5-Year Return: -1%
YTD Return: +63%
Don’t let Seagate Technology (NASDAQ:STX) fool you with its outperformance. This stock has been a big momentum play in 2012, but that ride is about to come crashing to a halt for two reasons.
In the short-term, the easy YOY comparisons due to supply chain disruption in 2011 are ending. In the long-term, this disk drive stock will come to grips with the secular reality of a post-PC age and the rise of flash memory technology.
Consider that in its most recent quarter, Seagate reported EPS of $1.45 a share — far short of the $1.67 forecast. And the only reason sales didn’t disappoint was because the guidance was lowered in advance of the report. Margins were soft, enterprise sales were weak and that old boogeyman of “global macroeconomic uncertainty” was blamed for sapping momentum. Seagate actually is off 20% in the past three months as a result.

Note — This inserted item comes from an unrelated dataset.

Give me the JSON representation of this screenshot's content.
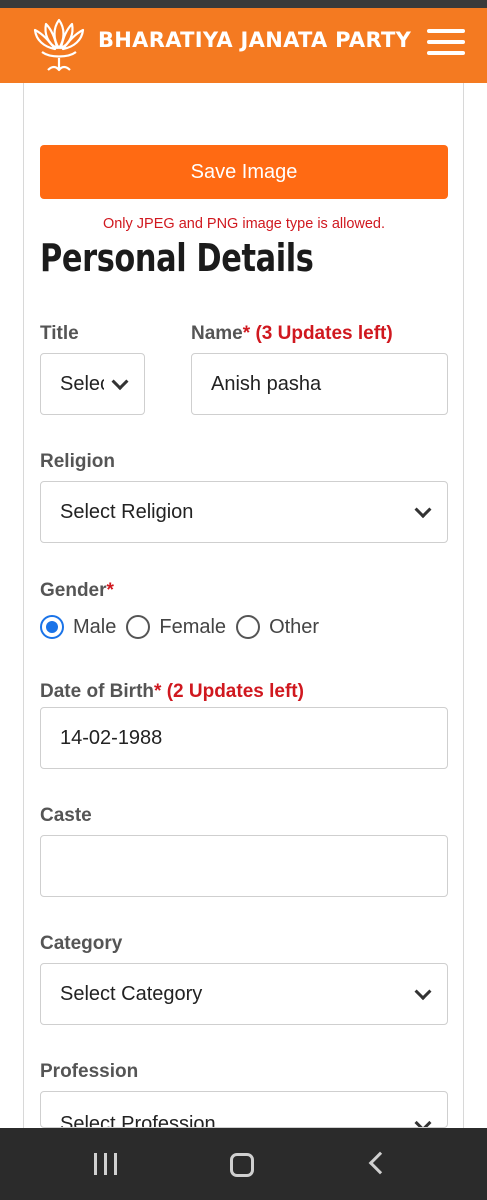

The hard reality is that Seagate stepped over some very low bars earlier in the year thanks to supply chain disruption in 2011 caused by flooding in Thailand. The result was better margins, some pent-up demand and easier year-over-year comparisons. This lulled some folks into a false sense of security — sending shares up 240% from lows in September 2011 to this year’s peak back in May.
That clearly was overly optimistic, and now the fundamentals are deteriorating. Margins are soft, the total available market is stagnant at best, and competitor Western Digital (NASDAQ:WDC) has eaten into some of Seagate’s market share.
Long-term, the growth of hard disk sales is going to be much harder to come by. As with HP, you have a nice dividend in STX right now (4.5%) and a pretty solid balance sheet. This company won’t evaporate in 2013, but it won’t deliver big gains, either.
Seagate is moving onto new things, to be sure. The company plans to introduce new enterprise and ultra-thin hybrid hard drives going forward and wants to get into solid state disk drives more ambitiously. But whether those efforts come to fruition in time to help out current investors is doubtful.
If you haven’t cashed out of Seagate yet, do so before the music stops and the company makes another leg down.
Jeff Reeves is the editor of InvestorPlace.com and the author of “The Frugal Investor’s Guide to Finding Great Stocks.” Write him at email@example.com or follow him on Twitter via @JeffReevesIP. As of this writing, he held a long position in Apple but none of the other stocks named here.